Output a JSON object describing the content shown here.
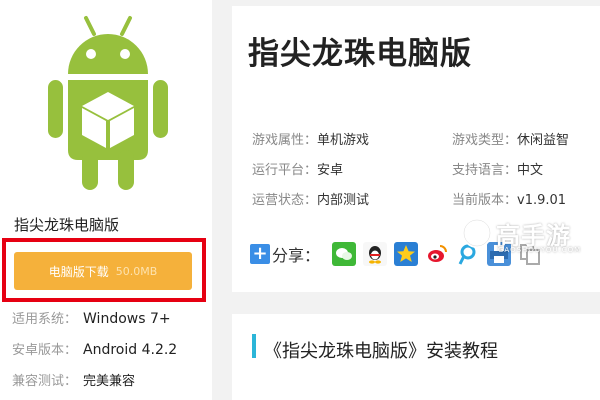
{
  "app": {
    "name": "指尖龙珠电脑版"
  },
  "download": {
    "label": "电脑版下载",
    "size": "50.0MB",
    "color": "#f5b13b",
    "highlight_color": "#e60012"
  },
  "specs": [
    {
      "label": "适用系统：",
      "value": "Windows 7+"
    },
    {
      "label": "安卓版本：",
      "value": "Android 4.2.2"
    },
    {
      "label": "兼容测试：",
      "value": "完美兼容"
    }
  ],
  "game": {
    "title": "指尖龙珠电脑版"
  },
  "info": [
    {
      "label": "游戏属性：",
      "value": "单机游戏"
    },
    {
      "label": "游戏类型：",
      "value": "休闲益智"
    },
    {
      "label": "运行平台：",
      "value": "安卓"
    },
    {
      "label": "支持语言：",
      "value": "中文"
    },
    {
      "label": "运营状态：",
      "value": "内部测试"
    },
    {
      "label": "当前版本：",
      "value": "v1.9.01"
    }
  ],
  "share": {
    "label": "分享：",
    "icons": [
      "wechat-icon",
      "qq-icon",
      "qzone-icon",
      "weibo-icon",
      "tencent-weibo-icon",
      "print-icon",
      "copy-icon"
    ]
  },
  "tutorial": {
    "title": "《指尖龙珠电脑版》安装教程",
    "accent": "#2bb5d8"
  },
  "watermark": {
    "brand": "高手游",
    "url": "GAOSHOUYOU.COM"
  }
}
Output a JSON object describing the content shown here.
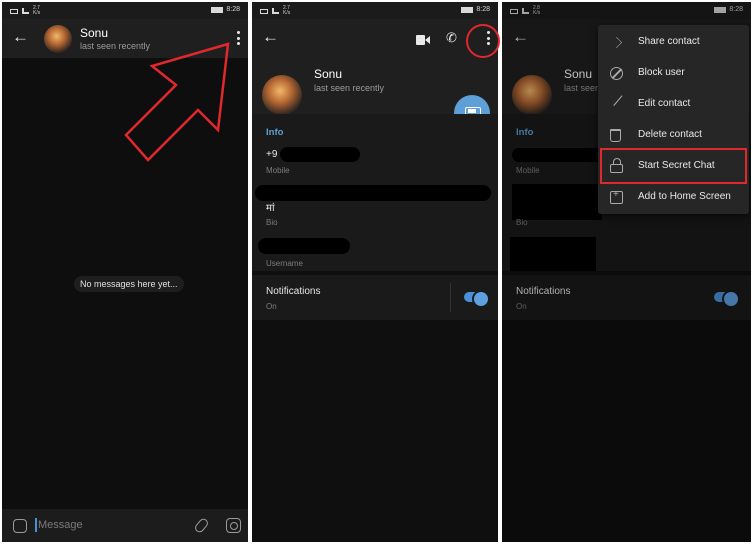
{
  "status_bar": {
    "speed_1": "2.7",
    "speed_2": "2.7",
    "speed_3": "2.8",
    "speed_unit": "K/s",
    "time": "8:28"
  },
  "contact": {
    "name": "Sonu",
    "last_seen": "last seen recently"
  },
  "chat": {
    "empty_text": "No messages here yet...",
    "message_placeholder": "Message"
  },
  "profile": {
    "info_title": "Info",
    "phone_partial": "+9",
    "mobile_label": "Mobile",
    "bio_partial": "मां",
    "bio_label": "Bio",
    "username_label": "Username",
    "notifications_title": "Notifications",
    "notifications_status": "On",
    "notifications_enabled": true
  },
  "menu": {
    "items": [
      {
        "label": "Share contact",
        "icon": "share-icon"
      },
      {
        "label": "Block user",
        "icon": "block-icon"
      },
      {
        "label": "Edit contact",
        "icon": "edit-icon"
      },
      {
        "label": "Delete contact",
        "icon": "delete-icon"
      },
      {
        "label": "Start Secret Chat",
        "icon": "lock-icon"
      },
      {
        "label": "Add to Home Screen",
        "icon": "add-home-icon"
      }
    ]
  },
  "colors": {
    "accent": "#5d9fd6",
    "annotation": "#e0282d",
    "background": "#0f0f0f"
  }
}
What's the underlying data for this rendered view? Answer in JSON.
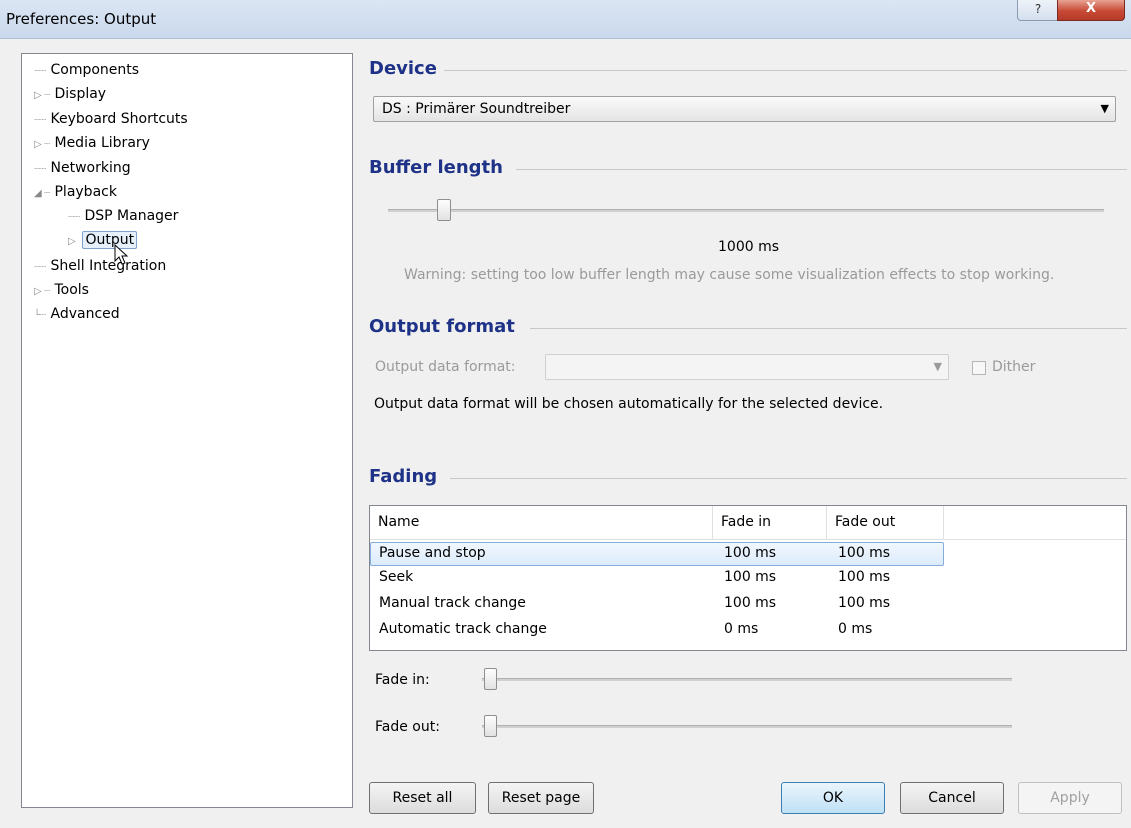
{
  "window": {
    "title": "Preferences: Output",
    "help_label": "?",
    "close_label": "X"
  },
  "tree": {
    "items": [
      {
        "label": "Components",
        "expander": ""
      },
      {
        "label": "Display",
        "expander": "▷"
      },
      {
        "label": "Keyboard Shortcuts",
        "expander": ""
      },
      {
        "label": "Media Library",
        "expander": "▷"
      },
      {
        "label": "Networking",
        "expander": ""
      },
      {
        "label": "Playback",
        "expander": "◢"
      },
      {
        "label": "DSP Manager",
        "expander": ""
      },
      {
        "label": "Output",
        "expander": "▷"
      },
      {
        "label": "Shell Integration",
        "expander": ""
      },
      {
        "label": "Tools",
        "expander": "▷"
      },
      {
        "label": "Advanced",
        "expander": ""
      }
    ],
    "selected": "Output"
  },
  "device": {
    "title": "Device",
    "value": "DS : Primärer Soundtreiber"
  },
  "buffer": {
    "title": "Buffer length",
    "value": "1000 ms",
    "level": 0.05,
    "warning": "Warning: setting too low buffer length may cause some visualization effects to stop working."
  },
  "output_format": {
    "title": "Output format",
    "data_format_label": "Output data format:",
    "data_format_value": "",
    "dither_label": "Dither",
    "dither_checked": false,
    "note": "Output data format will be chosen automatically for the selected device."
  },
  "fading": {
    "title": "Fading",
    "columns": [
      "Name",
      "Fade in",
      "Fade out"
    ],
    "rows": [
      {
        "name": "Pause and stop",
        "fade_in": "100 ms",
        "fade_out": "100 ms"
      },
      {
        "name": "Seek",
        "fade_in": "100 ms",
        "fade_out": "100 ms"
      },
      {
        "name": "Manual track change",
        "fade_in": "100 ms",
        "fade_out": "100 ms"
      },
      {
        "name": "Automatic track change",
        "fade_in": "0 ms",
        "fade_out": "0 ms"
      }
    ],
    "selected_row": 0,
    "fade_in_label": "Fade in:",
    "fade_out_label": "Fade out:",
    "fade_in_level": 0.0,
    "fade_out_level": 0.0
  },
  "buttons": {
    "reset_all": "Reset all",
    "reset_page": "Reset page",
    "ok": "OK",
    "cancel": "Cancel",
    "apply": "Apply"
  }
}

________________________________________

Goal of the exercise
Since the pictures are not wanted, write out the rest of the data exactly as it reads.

Answer space
Output a JSON object describing the content shown here.
{
  "app": {
    "name": "指尖龙珠电脑版"
  },
  "download": {
    "label": "电脑版下载",
    "size": "50.0MB",
    "color": "#f5b13b",
    "highlight_color": "#e60012"
  },
  "specs": [
    {
      "label": "适用系统：",
      "value": "Windows 7+"
    },
    {
      "label": "安卓版本：",
      "value": "Android 4.2.2"
    },
    {
      "label": "兼容测试：",
      "value": "完美兼容"
    }
  ],
  "game": {
    "title": "指尖龙珠电脑版"
  },
  "info": [
    {
      "label": "游戏属性：",
      "value": "单机游戏"
    },
    {
      "label": "游戏类型：",
      "value": "休闲益智"
    },
    {
      "label": "运行平台：",
      "value": "安卓"
    },
    {
      "label": "支持语言：",
      "value": "中文"
    },
    {
      "label": "运营状态：",
      "value": "内部测试"
    },
    {
      "label": "当前版本：",
      "value": "v1.9.01"
    }
  ],
  "share": {
    "label": "分享：",
    "icons": [
      "wechat-icon",
      "qq-icon",
      "qzone-icon",
      "weibo-icon",
      "tencent-weibo-icon",
      "print-icon",
      "copy-icon"
    ]
  },
  "tutorial": {
    "title": "《指尖龙珠电脑版》安装教程",
    "accent": "#2bb5d8"
  },
  "watermark": {
    "brand": "高手游",
    "url": "GAOSHOUYOU.COM"
  }
}
Output a JSON object describing the content shown here.
{
  "status_bar": {
    "speed_1": "2.7",
    "speed_2": "2.7",
    "speed_3": "2.8",
    "speed_unit": "K/s",
    "time": "8:28"
  },
  "contact": {
    "name": "Sonu",
    "last_seen": "last seen recently"
  },
  "chat": {
    "empty_text": "No messages here yet...",
    "message_placeholder": "Message"
  },
  "profile": {
    "info_title": "Info",
    "phone_partial": "+9",
    "mobile_label": "Mobile",
    "bio_partial": "मां",
    "bio_label": "Bio",
    "username_label": "Username",
    "notifications_title": "Notifications",
    "notifications_status": "On",
    "notifications_enabled": true
  },
  "menu": {
    "items": [
      {
        "label": "Share contact",
        "icon": "share-icon"
      },
      {
        "label": "Block user",
        "icon": "block-icon"
      },
      {
        "label": "Edit contact",
        "icon": "edit-icon"
      },
      {
        "label": "Delete contact",
        "icon": "delete-icon"
      },
      {
        "label": "Start Secret Chat",
        "icon": "lock-icon"
      },
      {
        "label": "Add to Home Screen",
        "icon": "add-home-icon"
      }
    ]
  },
  "colors": {
    "accent": "#5d9fd6",
    "annotation": "#e0282d",
    "background": "#0f0f0f"
  }
}
What's the underlying data for this rendered view? Answer in JSON.
{
  "window": {
    "title": "Preferences: Output",
    "help_label": "?",
    "close_label": "X"
  },
  "tree": {
    "items": [
      {
        "label": "Components",
        "expander": ""
      },
      {
        "label": "Display",
        "expander": "▷"
      },
      {
        "label": "Keyboard Shortcuts",
        "expander": ""
      },
      {
        "label": "Media Library",
        "expander": "▷"
      },
      {
        "label": "Networking",
        "expander": ""
      },
      {
        "label": "Playback",
        "expander": "◢"
      },
      {
        "label": "DSP Manager",
        "expander": ""
      },
      {
        "label": "Output",
        "expander": "▷"
      },
      {
        "label": "Shell Integration",
        "expander": ""
      },
      {
        "label": "Tools",
        "expander": "▷"
      },
      {
        "label": "Advanced",
        "expander": ""
      }
    ],
    "selected": "Output"
  },
  "device": {
    "title": "Device",
    "value": "DS : Primärer Soundtreiber"
  },
  "buffer": {
    "title": "Buffer length",
    "value": "1000 ms",
    "level": 0.05,
    "warning": "Warning: setting too low buffer length may cause some visualization effects to stop working."
  },
  "output_format": {
    "title": "Output format",
    "data_format_label": "Output data format:",
    "data_format_value": "",
    "dither_label": "Dither",
    "dither_checked": false,
    "note": "Output data format will be chosen automatically for the selected device."
  },
  "fading": {
    "title": "Fading",
    "columns": [
      "Name",
      "Fade in",
      "Fade out"
    ],
    "rows": [
      {
        "name": "Pause and stop",
        "fade_in": "100 ms",
        "fade_out": "100 ms"
      },
      {
        "name": "Seek",
        "fade_in": "100 ms",
        "fade_out": "100 ms"
      },
      {
        "name": "Manual track change",
        "fade_in": "100 ms",
        "fade_out": "100 ms"
      },
      {
        "name": "Automatic track change",
        "fade_in": "0 ms",
        "fade_out": "0 ms"
      }
    ],
    "selected_row": 0,
    "fade_in_label": "Fade in:",
    "fade_out_label": "Fade out:",
    "fade_in_level": 0.0,
    "fade_out_level": 0.0
  },
  "buttons": {
    "reset_all": "Reset all",
    "reset_page": "Reset page",
    "ok": "OK",
    "cancel": "Cancel",
    "apply": "Apply"
  }
}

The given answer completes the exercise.